This is due to Muslim perceptions of an Israeli threat to al-Aqsa mosque, Islam’s third holiest site; a wave of Palestinian violence against Israelis that culminated in an attack on a Jerusalem synagogue, and the breakdown of the peace process and current Palestinian efforts to secure a UN security resolution on ending Israel’s hold on occupied territories. The death was termed a “murder” and an “assassination” by Palestinian officials.
This calls for a political reply equal to the magnitude of the crime itself,” said Qais Abdul Karim, a Palestinian legislator and Abbas ally before a leadership meeting scheduled for last night to weigh responses. He said the main proposal that would be discussed was “to speed up accession of Palestine to international conventions and organisations” including the International Criminal Court (ICC). Israel is doggedly opposed to such accession, fearing the Palestinians will use the ICC to prosecute alleged Israeli war crimes.
Jibril Rajoub, a leader in Mr Abbas’s Fatah movement called for the suspension of the security cooperation between Palestinian forces and the Israeli army that has been responsible for thwarting attacks on Israeli targets.
Mr Abbas declared three days of mourning and said the death was a result of a “savage attack”.
Mr Abu Ein is to be buried today after an autopsy. The Israeli army released a statement saying that the Palestinians had agreed to the participation of an Israeli pathologist, but there was no confirmation of this from the Palestinian Authority. “We will take the required and necessary steps after knowing the results of the investigation,” Mr Abbas said. An Israeli official said: ‘’We express regret at the death of anyone and we have offered to conduct a joint investigation.”

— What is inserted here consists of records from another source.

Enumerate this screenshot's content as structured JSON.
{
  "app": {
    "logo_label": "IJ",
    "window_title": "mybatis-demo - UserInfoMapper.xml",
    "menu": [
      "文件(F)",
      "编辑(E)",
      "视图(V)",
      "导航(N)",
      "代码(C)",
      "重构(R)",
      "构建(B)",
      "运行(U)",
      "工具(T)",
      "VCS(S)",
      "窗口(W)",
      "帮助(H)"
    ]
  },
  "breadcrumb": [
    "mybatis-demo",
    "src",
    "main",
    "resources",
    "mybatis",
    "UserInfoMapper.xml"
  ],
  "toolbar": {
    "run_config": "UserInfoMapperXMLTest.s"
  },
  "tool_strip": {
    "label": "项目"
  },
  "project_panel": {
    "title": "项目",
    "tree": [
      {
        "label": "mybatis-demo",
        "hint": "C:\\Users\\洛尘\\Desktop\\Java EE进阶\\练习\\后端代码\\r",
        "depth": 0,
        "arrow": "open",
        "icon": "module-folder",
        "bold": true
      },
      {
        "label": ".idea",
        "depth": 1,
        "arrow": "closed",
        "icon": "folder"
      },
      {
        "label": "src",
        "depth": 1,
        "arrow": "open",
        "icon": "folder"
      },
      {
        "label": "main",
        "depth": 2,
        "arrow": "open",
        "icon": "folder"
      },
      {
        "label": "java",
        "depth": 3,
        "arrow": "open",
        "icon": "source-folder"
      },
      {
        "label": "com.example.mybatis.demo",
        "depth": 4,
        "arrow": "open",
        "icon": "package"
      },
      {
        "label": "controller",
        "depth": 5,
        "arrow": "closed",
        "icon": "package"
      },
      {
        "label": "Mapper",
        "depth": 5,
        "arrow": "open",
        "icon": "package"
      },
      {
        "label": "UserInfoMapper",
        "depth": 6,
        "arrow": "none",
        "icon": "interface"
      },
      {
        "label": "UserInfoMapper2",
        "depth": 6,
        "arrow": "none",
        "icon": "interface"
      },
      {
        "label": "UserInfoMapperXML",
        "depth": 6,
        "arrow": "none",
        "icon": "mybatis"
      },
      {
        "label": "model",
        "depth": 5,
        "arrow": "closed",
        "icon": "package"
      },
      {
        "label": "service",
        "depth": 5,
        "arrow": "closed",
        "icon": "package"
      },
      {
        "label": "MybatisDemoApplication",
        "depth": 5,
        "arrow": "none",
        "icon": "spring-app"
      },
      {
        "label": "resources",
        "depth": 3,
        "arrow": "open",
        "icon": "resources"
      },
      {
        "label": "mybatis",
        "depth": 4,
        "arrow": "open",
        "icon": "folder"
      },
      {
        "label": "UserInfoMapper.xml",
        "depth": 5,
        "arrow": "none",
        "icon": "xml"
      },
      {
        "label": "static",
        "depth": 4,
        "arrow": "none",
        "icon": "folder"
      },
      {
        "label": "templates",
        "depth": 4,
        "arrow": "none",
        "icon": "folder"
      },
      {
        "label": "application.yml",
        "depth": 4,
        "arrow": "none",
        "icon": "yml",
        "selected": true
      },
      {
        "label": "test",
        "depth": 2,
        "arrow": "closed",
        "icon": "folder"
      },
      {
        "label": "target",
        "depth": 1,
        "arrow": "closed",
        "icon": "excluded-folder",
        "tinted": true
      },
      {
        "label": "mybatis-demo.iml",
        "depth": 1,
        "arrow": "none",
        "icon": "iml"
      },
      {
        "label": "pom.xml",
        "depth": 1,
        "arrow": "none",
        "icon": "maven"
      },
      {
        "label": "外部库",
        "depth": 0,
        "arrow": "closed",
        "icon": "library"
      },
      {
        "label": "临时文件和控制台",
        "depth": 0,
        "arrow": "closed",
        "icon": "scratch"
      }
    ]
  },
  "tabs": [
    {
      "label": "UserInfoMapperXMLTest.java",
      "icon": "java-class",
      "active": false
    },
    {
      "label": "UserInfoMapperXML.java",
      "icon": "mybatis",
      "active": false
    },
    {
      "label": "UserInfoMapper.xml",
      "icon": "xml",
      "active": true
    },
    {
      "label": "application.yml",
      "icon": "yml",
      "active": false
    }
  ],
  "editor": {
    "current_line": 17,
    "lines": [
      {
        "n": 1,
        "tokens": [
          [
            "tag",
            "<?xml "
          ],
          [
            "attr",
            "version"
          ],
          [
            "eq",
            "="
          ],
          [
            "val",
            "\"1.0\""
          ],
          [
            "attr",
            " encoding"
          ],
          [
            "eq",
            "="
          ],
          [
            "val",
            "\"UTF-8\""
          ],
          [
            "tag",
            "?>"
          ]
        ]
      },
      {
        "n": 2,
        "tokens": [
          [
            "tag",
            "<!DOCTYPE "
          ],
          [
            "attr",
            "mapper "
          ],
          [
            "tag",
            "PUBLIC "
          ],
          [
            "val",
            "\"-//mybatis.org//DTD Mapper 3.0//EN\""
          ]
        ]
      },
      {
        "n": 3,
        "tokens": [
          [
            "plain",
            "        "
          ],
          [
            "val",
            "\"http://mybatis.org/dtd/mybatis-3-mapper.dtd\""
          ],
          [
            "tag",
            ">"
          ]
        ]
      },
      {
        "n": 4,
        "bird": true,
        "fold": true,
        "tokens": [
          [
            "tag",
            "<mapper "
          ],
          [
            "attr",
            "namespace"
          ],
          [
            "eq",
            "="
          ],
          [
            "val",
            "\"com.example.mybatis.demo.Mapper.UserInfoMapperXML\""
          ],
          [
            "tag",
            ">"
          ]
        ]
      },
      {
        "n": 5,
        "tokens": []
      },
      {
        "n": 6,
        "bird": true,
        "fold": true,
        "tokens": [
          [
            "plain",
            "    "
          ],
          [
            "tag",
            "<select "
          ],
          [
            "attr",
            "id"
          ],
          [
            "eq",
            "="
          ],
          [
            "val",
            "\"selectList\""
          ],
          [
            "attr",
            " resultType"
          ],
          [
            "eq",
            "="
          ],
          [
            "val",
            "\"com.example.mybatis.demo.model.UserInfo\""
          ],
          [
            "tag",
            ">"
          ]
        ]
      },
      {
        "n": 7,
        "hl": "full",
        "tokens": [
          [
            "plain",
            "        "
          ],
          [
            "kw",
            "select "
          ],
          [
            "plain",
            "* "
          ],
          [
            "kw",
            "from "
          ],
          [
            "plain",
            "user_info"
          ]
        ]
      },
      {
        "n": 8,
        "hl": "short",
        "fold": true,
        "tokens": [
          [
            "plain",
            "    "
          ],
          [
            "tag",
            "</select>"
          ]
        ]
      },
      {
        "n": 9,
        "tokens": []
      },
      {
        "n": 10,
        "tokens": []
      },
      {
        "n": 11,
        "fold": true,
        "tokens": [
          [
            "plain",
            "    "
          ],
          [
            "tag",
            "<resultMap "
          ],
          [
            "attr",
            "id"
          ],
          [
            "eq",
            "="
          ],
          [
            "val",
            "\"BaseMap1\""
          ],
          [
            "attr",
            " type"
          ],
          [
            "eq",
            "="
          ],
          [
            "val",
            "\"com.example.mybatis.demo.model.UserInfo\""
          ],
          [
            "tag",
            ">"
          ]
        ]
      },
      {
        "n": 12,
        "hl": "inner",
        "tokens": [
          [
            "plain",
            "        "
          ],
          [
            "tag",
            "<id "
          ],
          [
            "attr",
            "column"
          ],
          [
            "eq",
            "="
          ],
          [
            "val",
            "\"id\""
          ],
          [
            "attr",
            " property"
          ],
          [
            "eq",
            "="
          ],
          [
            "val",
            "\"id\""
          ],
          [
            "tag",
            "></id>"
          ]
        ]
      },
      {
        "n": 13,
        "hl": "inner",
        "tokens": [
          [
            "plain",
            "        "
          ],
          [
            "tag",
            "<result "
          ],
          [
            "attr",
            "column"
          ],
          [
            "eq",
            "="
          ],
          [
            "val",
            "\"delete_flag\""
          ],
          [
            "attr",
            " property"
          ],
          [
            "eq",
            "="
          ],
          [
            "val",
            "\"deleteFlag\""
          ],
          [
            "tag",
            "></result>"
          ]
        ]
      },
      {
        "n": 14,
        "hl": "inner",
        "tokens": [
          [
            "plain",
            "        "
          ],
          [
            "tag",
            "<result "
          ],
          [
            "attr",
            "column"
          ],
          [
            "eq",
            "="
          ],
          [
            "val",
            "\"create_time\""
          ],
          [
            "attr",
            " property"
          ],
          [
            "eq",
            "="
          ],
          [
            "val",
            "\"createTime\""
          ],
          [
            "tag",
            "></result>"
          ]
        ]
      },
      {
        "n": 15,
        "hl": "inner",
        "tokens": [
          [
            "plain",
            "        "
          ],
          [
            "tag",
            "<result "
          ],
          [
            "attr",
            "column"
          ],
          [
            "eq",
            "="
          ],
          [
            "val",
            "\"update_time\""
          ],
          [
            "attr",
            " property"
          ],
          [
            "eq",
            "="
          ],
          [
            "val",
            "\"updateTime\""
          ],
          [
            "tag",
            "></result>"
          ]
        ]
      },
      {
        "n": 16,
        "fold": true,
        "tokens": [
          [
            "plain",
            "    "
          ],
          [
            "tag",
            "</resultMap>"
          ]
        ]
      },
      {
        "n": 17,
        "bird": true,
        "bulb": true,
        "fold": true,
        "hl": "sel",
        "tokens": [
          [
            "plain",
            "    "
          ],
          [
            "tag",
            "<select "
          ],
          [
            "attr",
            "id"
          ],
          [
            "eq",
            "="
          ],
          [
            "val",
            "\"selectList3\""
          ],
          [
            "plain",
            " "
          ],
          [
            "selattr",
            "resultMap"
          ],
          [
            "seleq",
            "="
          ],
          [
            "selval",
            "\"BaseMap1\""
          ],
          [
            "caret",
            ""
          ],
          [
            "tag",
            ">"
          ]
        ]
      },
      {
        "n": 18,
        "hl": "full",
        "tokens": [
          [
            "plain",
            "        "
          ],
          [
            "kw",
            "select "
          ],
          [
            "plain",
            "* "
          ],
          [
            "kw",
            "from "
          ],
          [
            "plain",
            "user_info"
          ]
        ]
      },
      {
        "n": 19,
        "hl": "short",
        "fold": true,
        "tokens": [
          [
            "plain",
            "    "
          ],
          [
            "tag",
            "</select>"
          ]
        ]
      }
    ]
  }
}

UN Secretary General Ban Ki-moon called for an investigation into the death, and urged “all sides to exercise maximum restraint and avoid escalation”.
Meanwhile, the US Secretary of State John Kerry will travel to Rome on Sunday for talks with Israeli Prime Minister Benjamin Netanyahu on developments in Israel and the West Bank.
The meeting comes as Jordan pushes to begin talks with United Nations Security Council members on Palestinian and European proposals for a draft resolution to end the Middle East conflict. Jordan circulated a Palestinian-drafted resolution to the 15-member council last month calling for Israeli occupation of Palestinian territory to end by November 2016.
In September UK foreign secretary, Philip Hammond, condemned the illegal settlements after Israel announced plans to seize 990 acres of Palestinian land near Gvaot to create new city.
"Our position on settlements is clear," Hammond said. "They are illegal under international law, present an obstacle to peace and take us further away from a two-state solution at a time when negotiations to achieve this objective urgently need to be resumed."
Belfast Telegraph Digital